Thinking outside the box is a concept Grade 6 Science Teacher/Lower School Science Specialist, Morah Hannah Lynch, has never shied away from. As a result, incorporating this concept into her teaching style comes naturally. This is Hannah's first year at CJDS. She said she feels extremely grateful to teach in an environment that offers her space to explore fully with students while encouraging them to take risks. Hannah likes to approach science with children similar to how a scientist would. She teaches them to search through inquiry by figuring out ways to investigate while discovering answers along the way.
"It's remarkable how capable kids are on their own," Hannah says. "I love seeing what they come up with when you take a step back and let them make their own discoveries.
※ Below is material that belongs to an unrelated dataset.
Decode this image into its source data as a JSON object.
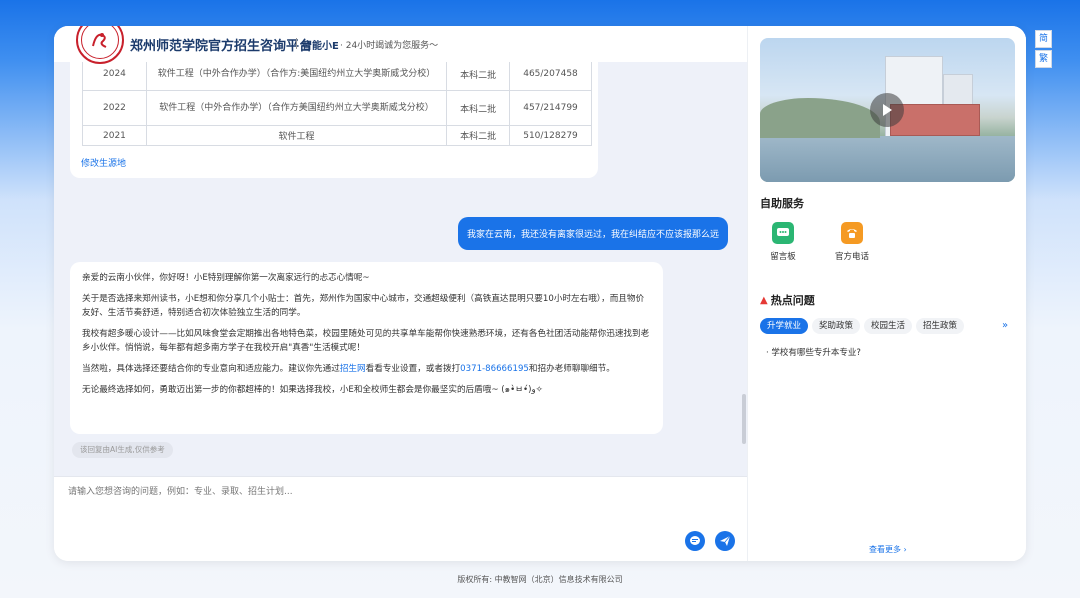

This encourages them to be open to wrong answers, and what they learn from this process pushes them to apply the inquiry mindset in other aspects of their life."
Hannah adds that one highlight of working at CJDS is the flexibility she's given to experiment with kids, allowing her to form deep connections that enhance her teaching. As a lower school science specialist, Hannah enjoys collaborating with lower school teachers to develop and teach the curriculum while consulting with them through the duration of the unit. Read more below for a glimpse into the latest science curriculum in three of the grades...
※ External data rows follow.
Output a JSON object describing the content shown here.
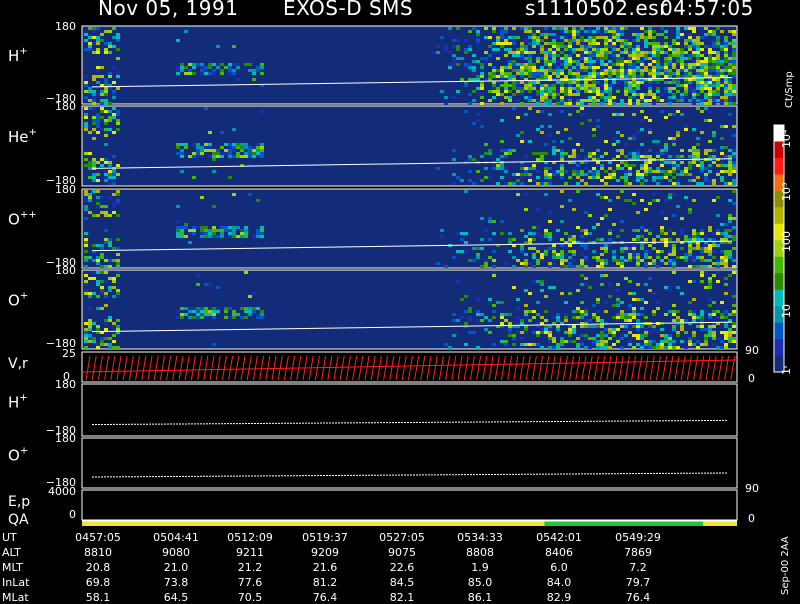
{
  "header": {
    "date": "Nov 05, 1991",
    "instrument": "EXOS-D SMS",
    "file": "s1110502.esr",
    "time": "04:57:05"
  },
  "colorbar": {
    "unit_label": "Ct/Smp",
    "tick_labels": [
      "10⁴",
      "10³",
      "100",
      "10",
      "1"
    ],
    "colors": [
      "#ffffff",
      "#cc0000",
      "#ff1a1a",
      "#f36f0d",
      "#8e8e00",
      "#b3b300",
      "#e8e800",
      "#9ed400",
      "#44b800",
      "#2a8a00",
      "#00bbbb",
      "#0099aa",
      "#0058c8",
      "#1e2db0",
      "#132c7a"
    ]
  },
  "side_label": "Sep-00 2AA",
  "chart_data": [
    {
      "type": "heatmap",
      "panel": "H+",
      "label_main": "H",
      "label_sup": "+",
      "ylim": [
        -180,
        180
      ],
      "yticks": [
        "180",
        "−180"
      ],
      "colorscale": "log counts per sample"
    },
    {
      "type": "heatmap",
      "panel": "He+",
      "label_main": "He",
      "label_sup": "+",
      "ylim": [
        -180,
        180
      ],
      "yticks": [
        "180",
        "−180"
      ],
      "colorscale": "log counts per sample"
    },
    {
      "type": "heatmap",
      "panel": "O++",
      "label_main": "O",
      "label_sup": "++",
      "ylim": [
        -180,
        180
      ],
      "yticks": [
        "180",
        "−180"
      ],
      "colorscale": "log counts per sample"
    },
    {
      "type": "heatmap",
      "panel": "O+",
      "label_main": "O",
      "label_sup": "+",
      "ylim": [
        -180,
        180
      ],
      "yticks": [
        "180",
        "−180"
      ],
      "colorscale": "log counts per sample"
    },
    {
      "type": "line",
      "panel": "V,r",
      "label": "V,r",
      "yticks_left": [
        "25",
        "0"
      ],
      "yticks_right": [
        "90",
        "0"
      ]
    },
    {
      "type": "line",
      "panel": "H+ (line)",
      "label_main": "H",
      "label_sup": "+",
      "yticks": [
        "180",
        "−180"
      ]
    },
    {
      "type": "line",
      "panel": "O+ (line)",
      "label_main": "O",
      "label_sup": "+",
      "yticks": [
        "180",
        "−180"
      ]
    },
    {
      "type": "line",
      "panel": "E,p",
      "label": "E,p",
      "yticks_left": [
        "4000",
        "0"
      ],
      "yticks_right": [
        "90"
      ]
    },
    {
      "type": "bar",
      "panel": "QA",
      "label": "QA",
      "yticks_left": [
        "0"
      ],
      "yticks_right": [
        "0"
      ],
      "segments": [
        {
          "from": "04:57:05",
          "to": "05:38:00",
          "color": "#f2e33a"
        },
        {
          "from": "05:38:00",
          "to": "05:52:00",
          "color": "#22c33a"
        },
        {
          "from": "05:52:00",
          "to": "05:55:00",
          "color": "#f2e33a"
        }
      ]
    }
  ],
  "ephemeris": {
    "row_labels": [
      "UT",
      "ALT",
      "MLT",
      "InLat",
      "MLat"
    ],
    "columns": [
      {
        "UT": "0457:05",
        "ALT": "8810",
        "MLT": "20.8",
        "InLat": "69.8",
        "MLat": "58.1"
      },
      {
        "UT": "0504:41",
        "ALT": "9080",
        "MLT": "21.0",
        "InLat": "73.8",
        "MLat": "64.5"
      },
      {
        "UT": "0512:09",
        "ALT": "9211",
        "MLT": "21.2",
        "InLat": "77.6",
        "MLat": "70.5"
      },
      {
        "UT": "0519:37",
        "ALT": "9209",
        "MLT": "21.6",
        "InLat": "81.2",
        "MLat": "76.4"
      },
      {
        "UT": "0527:05",
        "ALT": "9075",
        "MLT": "22.6",
        "InLat": "84.5",
        "MLat": "82.1"
      },
      {
        "UT": "0534:33",
        "ALT": "8808",
        "MLT": "1.9",
        "InLat": "85.0",
        "MLat": "86.1"
      },
      {
        "UT": "0542:01",
        "ALT": "8406",
        "MLT": "6.0",
        "InLat": "84.0",
        "MLat": "82.9"
      },
      {
        "UT": "0549:29",
        "ALT": "7869",
        "MLT": "7.2",
        "InLat": "79.7",
        "MLat": "76.4"
      }
    ]
  }
}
Hannah's Lower School Science Update
Grade 2 observed the textures of different materials through the use of rubbings. They found that materials have different properties and that some are stronger than others. They applied their findings to try to make a strong tower out of the materials given.
Grade 3 recently completed their unit learning about water and its properties. They investigated surface tension by looking at how particles in water behave and how particle behavior changes when water is hot or cold.
Grade 4 students are exploring the relationship between energy and magnetism and began with the phenomenon of a broken flashlight. They made observations of the flashlight and came up with questions that led them to investigate circuits and how energy is transferred to light a bulb.